1. Finally got my 2nd Hardrock finish in 7 attempts.
Damn that run is hard, especially when you don't live "up there". I was able to get through it this year by bowing down to the course and staying at a slow pace for over 50 miles, then picked it up a bit until I couldn't no more, then brought it in. My time was 43:25, 2 hours slower than my 41:14 back in 2001, but Ii enjoyed this one more and I'm 6 years older!

2. Sub 20 minute 5K (19:52) at age 56 in June.

3. Survived all the mileage and racing, some of it hard trail racing, until just recently.

I was not able to accomplish only one of my goals, which was a sub 3:30 road marathon.
This is frustrating because it seems like only yesterday that I could just show up at a marathon and run sub 3 hours.... Guess I let the years slip by running ultras and this has slowed me down along with just plain ole' getting older. I'll be 57 in a few weeks, so can't complain much. My dad was 4 years from passing on from a heart attack at this point in his life, living a completely sedentary lifestyle.

I had plans on running just one more race, the Hellgate 100K in December, but recent injuries are telling me that it is time to rest, so I withdrew from it. A couple of weeks ago at the marathon I was trying to do that 3:30, I developed knee pain that I mention in the post below. I was on target to run my time, but bailed to keep my knee from blowing out.

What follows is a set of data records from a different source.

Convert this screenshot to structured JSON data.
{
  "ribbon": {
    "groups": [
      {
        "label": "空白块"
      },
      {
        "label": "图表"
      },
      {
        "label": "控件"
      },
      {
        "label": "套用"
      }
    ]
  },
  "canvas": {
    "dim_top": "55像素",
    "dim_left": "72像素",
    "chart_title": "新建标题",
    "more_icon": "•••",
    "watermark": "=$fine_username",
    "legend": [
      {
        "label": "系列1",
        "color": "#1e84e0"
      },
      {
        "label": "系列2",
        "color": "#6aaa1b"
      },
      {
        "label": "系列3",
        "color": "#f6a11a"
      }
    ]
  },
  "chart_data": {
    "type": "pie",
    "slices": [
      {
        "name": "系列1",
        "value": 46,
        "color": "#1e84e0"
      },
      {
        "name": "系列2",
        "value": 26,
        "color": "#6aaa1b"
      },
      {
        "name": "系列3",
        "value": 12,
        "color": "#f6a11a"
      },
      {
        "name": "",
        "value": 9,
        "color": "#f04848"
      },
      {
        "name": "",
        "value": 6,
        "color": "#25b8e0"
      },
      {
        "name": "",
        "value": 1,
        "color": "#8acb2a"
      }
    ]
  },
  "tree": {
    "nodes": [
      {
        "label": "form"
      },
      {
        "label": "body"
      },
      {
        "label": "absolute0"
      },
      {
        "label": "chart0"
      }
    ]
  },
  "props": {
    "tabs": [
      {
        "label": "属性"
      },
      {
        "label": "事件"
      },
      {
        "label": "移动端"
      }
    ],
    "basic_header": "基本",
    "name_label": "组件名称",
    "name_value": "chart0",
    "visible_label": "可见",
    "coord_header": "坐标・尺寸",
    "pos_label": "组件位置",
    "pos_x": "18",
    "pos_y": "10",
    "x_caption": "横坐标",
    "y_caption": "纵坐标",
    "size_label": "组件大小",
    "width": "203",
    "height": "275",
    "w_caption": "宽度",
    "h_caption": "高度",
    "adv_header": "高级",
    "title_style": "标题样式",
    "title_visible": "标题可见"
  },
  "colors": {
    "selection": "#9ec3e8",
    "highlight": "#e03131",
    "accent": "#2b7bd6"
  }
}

So I then decided to return to recovery mode and run all my runs at a low HR training pace in order to recover from all the racing miles this year, so then after taking a week off after the marathon, I strapped on the HR monitor and kept it all to sub 70% of max, which is a nice easy restful pace. I did that all of last week, running around 5 hours over the weekend and then one hour a day all on trails and I was feeling great, even thinking about running another race!

Then this past Saturday on a long trail run on one of my favorite trails, I turned an ankle and now can't put much weight on it. It's swollen and is many colors and I'm guessing I'm 2 weeks minimum from being able to run again. The trails around here are all leaf covered now as the trees prepare for winter and rocks were hiding under those leaves. It's a dangerous time of year to run trails, those rocks are sneaky...they hide under the leaves for unsuspecting hikers or runners.

But that's OK.....this is the time of year for rest anyway....soon we'll be snowshoing and XC Skiing, doing different things to rest the legs in prep for next year's trail running season :-)